alight dance theater presents Speechless at Dance Place
January 25, 2011 3 Comments
Last October, I was at The Kennedy Center Millennium Stage for the premiere of alight dance theater’s Speechless. According to their website, Speechless “explores the struggle of parents of special needs children with communication issues to care for and understand their silent child in an increasingly noisy world.”
In addition to performing this work at The Kennedy Center, alight dance theater performed a reprise at the Greenbelt Community Center in November 2010. Their performance of Speechless this weekend at Dance Place will be the last so don’t miss out on your chance to see this moving work. Despite an incredibly busy week, alight dance theater founder Angella Foster was kind enough to share some information about Speechless.
When did you come up with the idea for this piece? How long was the process?
Speechless was inspired by my fifteen-year-old cousin Taylor who cannot communicate using verbal language. She’s a remarkable young woman who has also faced many physical struggles such as seizures and multiple surgeries. I’ve wanted to make a work that shared her story for most of her life, and receiving the Local Dance Commissioning Program funding gave me the resources to finally bring her story to the stage. I got word of the funding in February, so I had about nine months to cast dancers, interview the families involved and set the whole work. Sort of an appropriate amount of time…nine months!
Honestly, the work hasn’t changed a lot technically since The Kennedy Center. We have made some changes but not anything drastic. I thought I might alter the work radically after the premiere, but the constraints of time didn’t really make that possible. And, at this point, I’m not sure I am really emotionally ready to look at the work completely objectively with a fully critical eye. I still see the piece and remember the moment when Taylor recognized herself on stage as Lucia. I guess it is hard to change the work much knowing that it resonated with Taylor the way it is.
What do the props represent? Who designed them and why did you decide on those shapes/colors?
The colorful forms featured in the piece were designed by a mixed media artist named Jessica Braiterman. I had seen a previous work of hers at the Greenbelt Community Center where alight rehearses, and it just reminded me of Taylor so I approached her about making something for Speechless. Originally, the forms were meant to be a reflection of Taylor’s fascination with small, textured objects like beads and flexi-straws. She rubs little objects like that as a way to soothe her nerves when her body is under a lot of stress. My family calls them “holdies.” Anyway, I wanted something in the work that was bright, playful and tactile enough to evoke the things that appeal to Taylor. Over time, we used the forms in lots of ways–as objects of play, comfort and even in place of therapeutic tasks.

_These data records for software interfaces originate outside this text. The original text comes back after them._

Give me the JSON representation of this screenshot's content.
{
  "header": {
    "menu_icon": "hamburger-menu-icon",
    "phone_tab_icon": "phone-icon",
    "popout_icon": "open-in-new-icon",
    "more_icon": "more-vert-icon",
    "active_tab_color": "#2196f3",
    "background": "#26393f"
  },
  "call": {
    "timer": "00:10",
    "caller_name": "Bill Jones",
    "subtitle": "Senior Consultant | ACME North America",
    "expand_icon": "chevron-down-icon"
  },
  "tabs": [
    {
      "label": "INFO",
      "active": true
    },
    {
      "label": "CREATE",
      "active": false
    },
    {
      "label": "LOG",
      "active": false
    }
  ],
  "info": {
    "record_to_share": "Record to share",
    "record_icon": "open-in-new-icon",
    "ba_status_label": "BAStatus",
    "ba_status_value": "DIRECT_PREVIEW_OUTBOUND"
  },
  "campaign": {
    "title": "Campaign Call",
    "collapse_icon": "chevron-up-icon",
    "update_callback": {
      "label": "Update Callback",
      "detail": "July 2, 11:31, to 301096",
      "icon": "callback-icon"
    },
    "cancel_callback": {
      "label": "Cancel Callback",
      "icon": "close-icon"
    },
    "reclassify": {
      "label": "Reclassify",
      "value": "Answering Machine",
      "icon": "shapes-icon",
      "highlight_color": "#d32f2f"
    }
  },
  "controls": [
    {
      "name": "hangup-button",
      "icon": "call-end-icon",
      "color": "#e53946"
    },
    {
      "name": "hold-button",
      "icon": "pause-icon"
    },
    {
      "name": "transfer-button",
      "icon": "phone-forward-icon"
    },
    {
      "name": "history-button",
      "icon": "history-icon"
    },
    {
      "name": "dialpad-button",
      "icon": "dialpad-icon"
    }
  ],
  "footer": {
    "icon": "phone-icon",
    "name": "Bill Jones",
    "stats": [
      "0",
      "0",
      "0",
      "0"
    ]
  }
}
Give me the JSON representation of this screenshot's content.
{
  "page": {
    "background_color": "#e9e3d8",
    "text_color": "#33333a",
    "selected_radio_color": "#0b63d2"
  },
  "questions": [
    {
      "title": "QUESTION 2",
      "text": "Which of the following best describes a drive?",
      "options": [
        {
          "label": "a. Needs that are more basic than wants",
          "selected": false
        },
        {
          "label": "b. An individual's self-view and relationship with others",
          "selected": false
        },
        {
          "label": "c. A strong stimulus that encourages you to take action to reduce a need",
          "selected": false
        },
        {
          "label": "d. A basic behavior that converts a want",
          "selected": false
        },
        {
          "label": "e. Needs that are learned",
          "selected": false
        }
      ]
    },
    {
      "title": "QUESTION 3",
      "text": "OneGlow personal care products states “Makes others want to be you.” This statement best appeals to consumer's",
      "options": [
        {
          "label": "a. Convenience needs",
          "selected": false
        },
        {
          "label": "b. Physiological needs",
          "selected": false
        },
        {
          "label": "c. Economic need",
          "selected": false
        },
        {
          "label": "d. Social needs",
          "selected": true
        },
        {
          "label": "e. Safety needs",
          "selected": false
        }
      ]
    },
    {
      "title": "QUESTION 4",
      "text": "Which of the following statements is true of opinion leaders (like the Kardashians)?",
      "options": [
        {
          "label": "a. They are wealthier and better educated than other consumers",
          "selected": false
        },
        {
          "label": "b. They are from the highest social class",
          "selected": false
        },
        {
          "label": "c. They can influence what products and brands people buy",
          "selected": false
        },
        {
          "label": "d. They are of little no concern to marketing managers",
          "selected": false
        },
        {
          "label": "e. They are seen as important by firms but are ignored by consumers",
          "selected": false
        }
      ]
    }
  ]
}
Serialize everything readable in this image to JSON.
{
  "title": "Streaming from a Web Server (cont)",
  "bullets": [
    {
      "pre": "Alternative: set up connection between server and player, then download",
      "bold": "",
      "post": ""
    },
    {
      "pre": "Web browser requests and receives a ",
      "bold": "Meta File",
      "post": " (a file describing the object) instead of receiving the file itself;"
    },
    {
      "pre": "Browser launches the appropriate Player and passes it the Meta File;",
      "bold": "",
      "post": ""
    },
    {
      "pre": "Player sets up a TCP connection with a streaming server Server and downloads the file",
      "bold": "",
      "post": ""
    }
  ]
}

We’re really committed to the power of story. Everything on stage–from the movement to the costumes and lighting–is carefully crafted to serve the story we’re telling. As a result, our work often juxtaposes full-bodied physicality and subtle human-scale gestures. We have a group of beautiful, technically gifted dancers on-stage, but we want you to forget about the technique and experience the characters and the story they have to tell. Our goal as a company is to be transparent, so the story…and the way you connect to it personally…is what you see and remember–not us or our “style.”
What has been the audience reaction to Speechless?
Overall, the reaction to Speechless has been tremendously positive. My family came to the premiere at The Kennedy Center, and the other families I interviewed were able to watch the work online through the Millennium Stage’s live streaming. All of them were touched by the work and felt we clearly communicated the essence of their stories which was really important to us as a company. Beyond that, I’ve had lots of parents of children–with and without special needs–say that the work spoke to them about the joy and burden of loving children unconditionally. Considering none of the cast, myself included, are parents, we’re relieved to have “gotten it right” according to some real experts. I’m confident there are critics of the work out there, but usually those people don’t wait around to talk to the choreographer after the show!
So many things…I want people to fall in love with these families and their great kids and see the realities of their struggles without reducing them to a case study or a diagnosis alone. I want people to go home to their families or call up their mother or whoever loves the worst version of them and say thank you. At some point, every one of us has felt as small, vulnerable and misunderstood as Taylor and other special needs kids feel everyday. And if you’re making it through life mostly okay, it is probably because you’ve been loved and that has shaped you more than the pain. The kids in this story are remarkable not just because they’ve faced sickness, silence and sometimes death but because their stories are really marked by celebration, more than brokenness.